→ Task requirements:
Check every line of the entries below for the word "structured", and copy the ones that have it.

(Items from an interface collection)
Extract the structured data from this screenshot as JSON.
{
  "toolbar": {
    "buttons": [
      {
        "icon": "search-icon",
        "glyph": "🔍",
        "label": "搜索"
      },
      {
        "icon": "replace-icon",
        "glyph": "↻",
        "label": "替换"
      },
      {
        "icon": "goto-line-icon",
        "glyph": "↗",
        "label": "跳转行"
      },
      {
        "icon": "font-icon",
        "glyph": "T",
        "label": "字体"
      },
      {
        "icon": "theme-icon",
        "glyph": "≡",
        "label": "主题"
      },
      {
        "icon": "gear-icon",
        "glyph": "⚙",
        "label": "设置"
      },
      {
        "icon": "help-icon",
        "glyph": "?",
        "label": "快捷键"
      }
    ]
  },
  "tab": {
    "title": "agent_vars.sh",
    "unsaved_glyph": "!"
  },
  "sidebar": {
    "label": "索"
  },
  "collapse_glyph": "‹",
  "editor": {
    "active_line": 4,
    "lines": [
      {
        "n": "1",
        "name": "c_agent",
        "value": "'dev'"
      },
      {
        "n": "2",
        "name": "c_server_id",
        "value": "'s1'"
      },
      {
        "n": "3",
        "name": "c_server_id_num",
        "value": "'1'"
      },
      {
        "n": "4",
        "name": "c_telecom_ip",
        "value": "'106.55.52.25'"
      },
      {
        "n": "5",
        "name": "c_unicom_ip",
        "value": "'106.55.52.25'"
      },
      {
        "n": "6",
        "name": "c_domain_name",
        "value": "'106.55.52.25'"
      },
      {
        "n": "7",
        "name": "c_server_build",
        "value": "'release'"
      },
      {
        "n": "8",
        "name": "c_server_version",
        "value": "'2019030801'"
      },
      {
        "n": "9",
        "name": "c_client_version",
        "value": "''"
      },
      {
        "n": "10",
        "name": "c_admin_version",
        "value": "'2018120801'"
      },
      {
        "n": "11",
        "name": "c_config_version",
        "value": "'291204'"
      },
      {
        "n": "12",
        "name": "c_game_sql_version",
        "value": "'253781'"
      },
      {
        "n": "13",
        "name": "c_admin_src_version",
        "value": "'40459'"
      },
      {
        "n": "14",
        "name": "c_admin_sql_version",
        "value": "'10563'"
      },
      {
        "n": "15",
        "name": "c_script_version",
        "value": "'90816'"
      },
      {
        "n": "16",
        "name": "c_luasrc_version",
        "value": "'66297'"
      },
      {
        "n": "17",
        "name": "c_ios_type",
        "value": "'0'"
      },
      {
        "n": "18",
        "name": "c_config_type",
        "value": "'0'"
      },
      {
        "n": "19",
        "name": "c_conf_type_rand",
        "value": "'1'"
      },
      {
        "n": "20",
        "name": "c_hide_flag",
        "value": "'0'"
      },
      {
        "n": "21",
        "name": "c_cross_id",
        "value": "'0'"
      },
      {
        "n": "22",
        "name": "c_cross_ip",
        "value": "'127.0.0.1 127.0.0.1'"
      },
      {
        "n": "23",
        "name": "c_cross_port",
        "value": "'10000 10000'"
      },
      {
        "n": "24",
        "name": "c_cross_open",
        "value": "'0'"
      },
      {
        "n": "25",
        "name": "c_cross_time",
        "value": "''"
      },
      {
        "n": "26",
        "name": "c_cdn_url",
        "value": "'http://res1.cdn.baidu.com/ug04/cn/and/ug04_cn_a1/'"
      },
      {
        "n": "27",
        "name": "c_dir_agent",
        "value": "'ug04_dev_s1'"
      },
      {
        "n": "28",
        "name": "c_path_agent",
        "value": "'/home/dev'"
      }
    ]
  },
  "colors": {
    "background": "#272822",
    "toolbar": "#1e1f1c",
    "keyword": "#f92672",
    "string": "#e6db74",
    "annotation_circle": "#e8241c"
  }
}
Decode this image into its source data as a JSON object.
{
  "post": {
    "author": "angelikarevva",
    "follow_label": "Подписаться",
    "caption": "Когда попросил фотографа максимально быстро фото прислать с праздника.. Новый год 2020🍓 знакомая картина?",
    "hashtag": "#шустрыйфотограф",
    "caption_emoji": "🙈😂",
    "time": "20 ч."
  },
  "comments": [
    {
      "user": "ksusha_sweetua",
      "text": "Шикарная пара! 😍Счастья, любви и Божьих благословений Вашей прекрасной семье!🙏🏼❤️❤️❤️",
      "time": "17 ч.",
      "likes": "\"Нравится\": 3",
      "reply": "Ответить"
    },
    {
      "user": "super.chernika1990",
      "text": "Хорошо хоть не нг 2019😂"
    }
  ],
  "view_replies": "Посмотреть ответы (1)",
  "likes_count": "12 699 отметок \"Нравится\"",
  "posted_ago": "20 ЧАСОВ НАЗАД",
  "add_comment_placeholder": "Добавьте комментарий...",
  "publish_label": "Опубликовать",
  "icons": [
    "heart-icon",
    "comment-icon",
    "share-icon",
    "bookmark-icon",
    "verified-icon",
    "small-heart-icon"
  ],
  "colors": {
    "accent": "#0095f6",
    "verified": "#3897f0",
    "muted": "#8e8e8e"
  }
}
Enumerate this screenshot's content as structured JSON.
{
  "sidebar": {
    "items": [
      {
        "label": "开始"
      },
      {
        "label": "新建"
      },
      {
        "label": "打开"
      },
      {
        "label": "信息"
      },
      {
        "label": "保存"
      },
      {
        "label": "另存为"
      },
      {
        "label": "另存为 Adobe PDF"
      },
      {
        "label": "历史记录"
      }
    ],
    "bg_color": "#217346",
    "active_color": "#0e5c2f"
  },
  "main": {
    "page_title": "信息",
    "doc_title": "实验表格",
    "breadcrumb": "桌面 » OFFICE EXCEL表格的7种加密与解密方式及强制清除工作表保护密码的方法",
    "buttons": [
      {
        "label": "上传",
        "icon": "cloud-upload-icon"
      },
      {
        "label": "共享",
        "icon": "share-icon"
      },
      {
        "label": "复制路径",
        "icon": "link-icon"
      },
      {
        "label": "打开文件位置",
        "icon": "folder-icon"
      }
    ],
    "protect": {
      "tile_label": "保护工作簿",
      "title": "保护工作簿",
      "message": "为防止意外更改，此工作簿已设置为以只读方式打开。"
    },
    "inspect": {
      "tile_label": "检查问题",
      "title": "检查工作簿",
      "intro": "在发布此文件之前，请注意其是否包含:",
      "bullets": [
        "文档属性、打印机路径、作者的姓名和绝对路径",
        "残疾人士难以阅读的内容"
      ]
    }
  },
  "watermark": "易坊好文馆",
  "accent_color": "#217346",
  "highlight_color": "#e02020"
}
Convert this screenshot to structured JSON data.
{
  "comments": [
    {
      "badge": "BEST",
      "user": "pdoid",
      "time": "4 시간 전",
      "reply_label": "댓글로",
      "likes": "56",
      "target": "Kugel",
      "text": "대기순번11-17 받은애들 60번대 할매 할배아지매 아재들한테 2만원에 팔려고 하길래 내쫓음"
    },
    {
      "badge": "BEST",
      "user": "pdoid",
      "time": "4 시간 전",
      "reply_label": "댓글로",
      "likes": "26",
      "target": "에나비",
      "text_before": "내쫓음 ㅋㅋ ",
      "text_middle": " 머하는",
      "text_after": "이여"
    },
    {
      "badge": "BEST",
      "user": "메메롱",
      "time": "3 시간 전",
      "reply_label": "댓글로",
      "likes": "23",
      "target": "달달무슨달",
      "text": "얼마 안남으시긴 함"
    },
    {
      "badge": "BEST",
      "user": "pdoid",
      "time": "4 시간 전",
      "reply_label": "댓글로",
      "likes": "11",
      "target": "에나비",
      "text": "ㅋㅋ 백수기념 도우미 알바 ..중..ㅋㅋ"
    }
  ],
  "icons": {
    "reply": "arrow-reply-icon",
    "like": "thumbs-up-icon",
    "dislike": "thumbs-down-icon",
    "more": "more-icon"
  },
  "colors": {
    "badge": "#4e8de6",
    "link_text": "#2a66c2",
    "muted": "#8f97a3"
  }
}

→ Result of the exercise:
Extract the structured data from this screenshot as JSON.
Enumerate this screenshot's content as structured JSON.
Convert this screenshot to structured JSON data.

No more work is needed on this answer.